like variation, selection and competition be fruitfully applied to facts of
language development? The present volume ties together various strands of
linguistic research which can bring us towards an answer to these questions.
In one of the youngest and rapidly growing areas of linguistic research,
mathematical models and simulations of competition based developments have
been applied to instances of language change. By matching the predicted and
observed developmental trends, researchers gauge existing models to the
needs of linguistic applications and evaluate the fruitfulness of
evolutionary models in linguistics. The present volume confronts these
studies with more empirically-based studies in creolization and historical
language change which bear on key concepts of evolutionary models. What
does it mean for a linguistic construction to survive its competitors? How
do the interacting factors in phases of creolization differ from those in
ordinary language change, and how - consequently - might Creole languages
differ structurally from older languages? Some of the authors, finally,
also address the question how different aspects of our linguistic
competence tie in with our more elementary cognitive capacities.
The volume contains contributions by Brady Clark et al., Elly van Gelderen,
Alain Kihm, Manfred Krifka, Wouter Kusters, Robert van Rooij, Anette
Rosenbach, John McWhorter, Teresa Satterfield, Michael Tomasello and
Elizabeth C. Traugott.
The book brings together contributions from two areas of research: the
study of language evolution by means of methods from artifical
intelligence/artificial life (like computer simulations and analytic
mathematical methods) on the one hand, and empirically oriented research
from historical linguistics and creolisation studies that uses concepts
from evolutionary theory as a heuristic tool in a qualitative way. The book
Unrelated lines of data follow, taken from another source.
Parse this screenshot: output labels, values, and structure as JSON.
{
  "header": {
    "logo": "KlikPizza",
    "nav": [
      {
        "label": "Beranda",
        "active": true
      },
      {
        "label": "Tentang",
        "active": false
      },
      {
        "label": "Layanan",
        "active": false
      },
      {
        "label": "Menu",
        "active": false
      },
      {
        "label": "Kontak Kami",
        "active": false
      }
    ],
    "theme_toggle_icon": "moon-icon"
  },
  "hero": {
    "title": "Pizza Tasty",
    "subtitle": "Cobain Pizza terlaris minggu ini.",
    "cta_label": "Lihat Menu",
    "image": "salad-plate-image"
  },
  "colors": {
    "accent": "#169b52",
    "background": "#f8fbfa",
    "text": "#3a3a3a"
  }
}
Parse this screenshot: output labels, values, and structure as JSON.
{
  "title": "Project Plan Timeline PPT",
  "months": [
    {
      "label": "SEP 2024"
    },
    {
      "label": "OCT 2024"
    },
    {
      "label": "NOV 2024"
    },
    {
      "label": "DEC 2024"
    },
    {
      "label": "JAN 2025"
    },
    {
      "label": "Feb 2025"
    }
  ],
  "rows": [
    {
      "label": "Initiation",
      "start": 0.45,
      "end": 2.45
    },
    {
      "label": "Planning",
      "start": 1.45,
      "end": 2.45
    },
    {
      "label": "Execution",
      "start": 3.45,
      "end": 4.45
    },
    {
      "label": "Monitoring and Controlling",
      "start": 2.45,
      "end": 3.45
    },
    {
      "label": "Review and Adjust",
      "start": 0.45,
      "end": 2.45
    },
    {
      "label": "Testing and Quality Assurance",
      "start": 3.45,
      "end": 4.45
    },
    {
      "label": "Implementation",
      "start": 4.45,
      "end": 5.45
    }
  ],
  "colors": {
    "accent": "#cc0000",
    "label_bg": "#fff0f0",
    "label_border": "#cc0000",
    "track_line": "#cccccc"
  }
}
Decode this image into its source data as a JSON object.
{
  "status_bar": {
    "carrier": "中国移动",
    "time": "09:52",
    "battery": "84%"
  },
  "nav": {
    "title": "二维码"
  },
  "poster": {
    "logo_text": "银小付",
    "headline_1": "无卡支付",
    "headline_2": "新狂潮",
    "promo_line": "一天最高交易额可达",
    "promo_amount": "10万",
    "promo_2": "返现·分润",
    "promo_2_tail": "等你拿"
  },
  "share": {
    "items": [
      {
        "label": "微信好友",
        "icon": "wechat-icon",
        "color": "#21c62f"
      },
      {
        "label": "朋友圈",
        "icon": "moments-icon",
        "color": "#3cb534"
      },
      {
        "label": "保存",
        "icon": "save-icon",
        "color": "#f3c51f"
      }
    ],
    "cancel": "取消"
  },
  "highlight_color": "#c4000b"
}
is thus interesting for readers from both traditions because it supplies
them with information about relevant ongoing research and useful methods
and data from the other camp.